Your instructions: Please copy each line of the listing that includes the string "title".

Records for this task:
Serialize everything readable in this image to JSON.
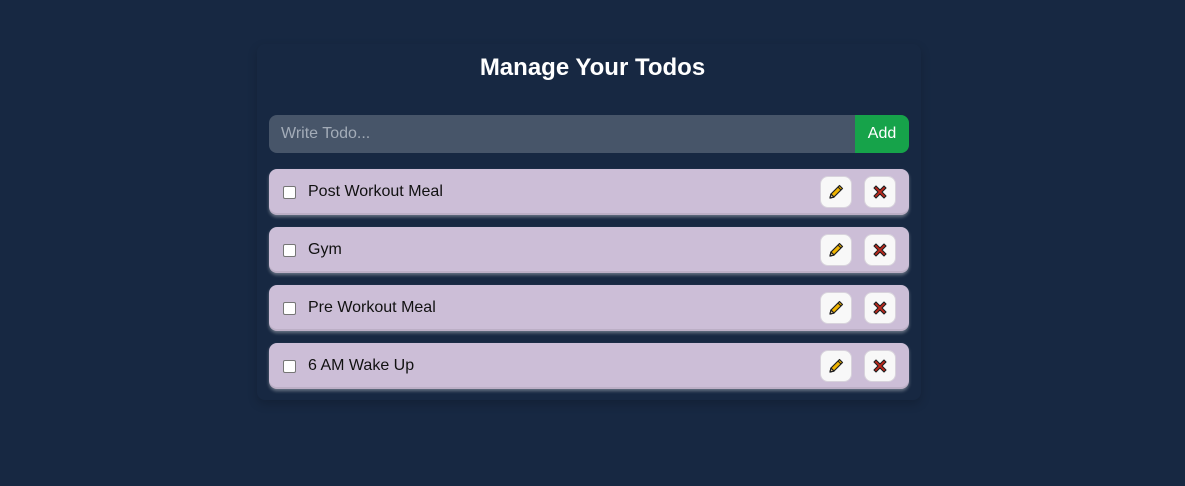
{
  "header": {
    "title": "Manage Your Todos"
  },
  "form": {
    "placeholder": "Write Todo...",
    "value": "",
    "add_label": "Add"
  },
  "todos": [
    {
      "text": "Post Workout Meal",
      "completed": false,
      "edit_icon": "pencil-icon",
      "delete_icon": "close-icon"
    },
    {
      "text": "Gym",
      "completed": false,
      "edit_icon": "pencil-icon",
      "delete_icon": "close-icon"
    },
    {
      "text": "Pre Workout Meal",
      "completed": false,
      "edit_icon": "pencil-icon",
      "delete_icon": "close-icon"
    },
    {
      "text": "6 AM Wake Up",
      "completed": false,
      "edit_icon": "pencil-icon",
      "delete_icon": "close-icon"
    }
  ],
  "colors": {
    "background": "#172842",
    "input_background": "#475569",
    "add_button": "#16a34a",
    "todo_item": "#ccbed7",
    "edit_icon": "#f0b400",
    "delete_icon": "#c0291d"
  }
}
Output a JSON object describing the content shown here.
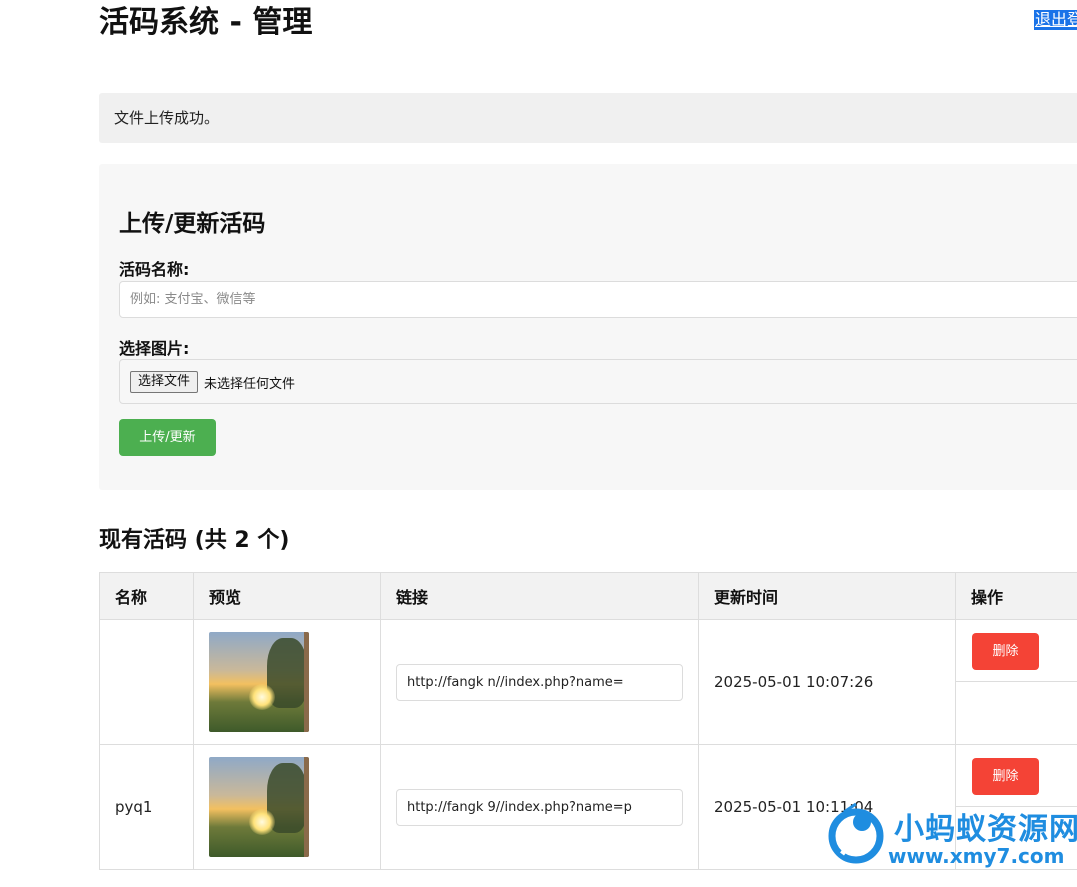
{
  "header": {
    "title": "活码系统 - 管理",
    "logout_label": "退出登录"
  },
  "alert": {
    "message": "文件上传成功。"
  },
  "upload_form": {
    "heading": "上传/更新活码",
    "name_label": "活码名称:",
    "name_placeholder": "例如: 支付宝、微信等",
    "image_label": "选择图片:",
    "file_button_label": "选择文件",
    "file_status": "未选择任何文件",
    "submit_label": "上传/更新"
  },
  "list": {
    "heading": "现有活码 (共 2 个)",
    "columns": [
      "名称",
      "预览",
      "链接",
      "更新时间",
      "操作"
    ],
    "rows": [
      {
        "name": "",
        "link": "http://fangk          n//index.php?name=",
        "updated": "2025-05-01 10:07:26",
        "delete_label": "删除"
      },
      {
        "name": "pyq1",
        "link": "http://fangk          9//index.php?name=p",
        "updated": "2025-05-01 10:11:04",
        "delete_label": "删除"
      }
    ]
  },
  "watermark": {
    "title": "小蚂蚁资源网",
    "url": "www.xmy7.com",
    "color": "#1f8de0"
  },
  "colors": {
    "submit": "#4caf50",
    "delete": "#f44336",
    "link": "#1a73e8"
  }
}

Response to the exercise:
    "title": "Manage Your Todos"
    "title": "活码系统 - 管理",
    "title": "小蚂蚁资源网",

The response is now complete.